5.  Phantom kicks.  It is the strangest feeling…I know there isn’t a baby in there, but I was still feeling ‘kicks’ for two weeks after giving birth.  Whenever I felt something I would rub my tummy as if Aviana was still in there.  So so weird.

None of these surprises are terrible (except for perhaps the urinary incontinence being rather a pain), just wish I knew about them before!

The Inconceivable Adventures of Parenthood

Welcome to the Inconceivable Adventures of Parenthood!

Please let us introduce ourselves! We are Dani and Chris… We moved to Virginia, USA from the rolling hills of the Cotswolds, UK in 2013. Although we speak the same language, life in the US is a little different to living in the UK. Our amazing daughter Aviana  was born in the US in December 2016 just 5lbs 1oz as she suffered from Intra Uterine Growth Restriction (IUGR).

photo-dec-28-4-26-06-pm

Our new family of three – Dani, Aviana and Chris

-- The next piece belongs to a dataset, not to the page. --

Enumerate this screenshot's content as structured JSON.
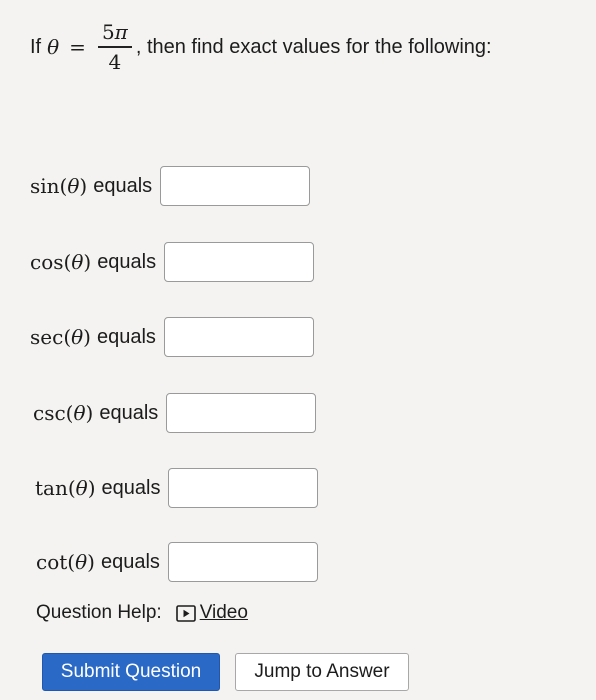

Becoming parents wasn’t easy for us as we battled infertility.  The moment Aviana arrived into our world we were instantly smitten with her.  We had hoped and dreamed of becoming mummy and daddy for so long, you would have thought we were well prepared!  But no amount of classes, reading, family story telling or googling can prepare you for the whirlwind of becoming a parent.

This blog is a place for us to share our adventures in parenting.  It’s a place to vent, it’s a place for us to communicate with other parents, it’s a place to reflect openly on the things we have learned – the good, the bad and the ugly.  We may also talk about the observed differences between the UK and US as we navigate our way through the maze of advice, hints and tips on being awesome parents.

Sometimes we may talk about infertility, just because we have a daughter now it doesn’t mean our infertility has been cured.  We are still infertile.  Our perspectives on family may differ as our lenses have been coloured by the disease, both in the past and in the future.

Please join in the discussions by leaving us your thoughts in the comments section in each blog post!  We would love to hear what you think 🙂

If you want to know more about our infertility journey, I have a separate blog where you can find out more about how our family grew from 2 to 3…and may be in the future it will grow again!  I will still be blogging here on IF related posts.  Visit her at www.thegreatpuddingclubhunt.com

Dani X

Ps.  We are just getting this site up and running so forgive the cosmetics as we construct our blog home!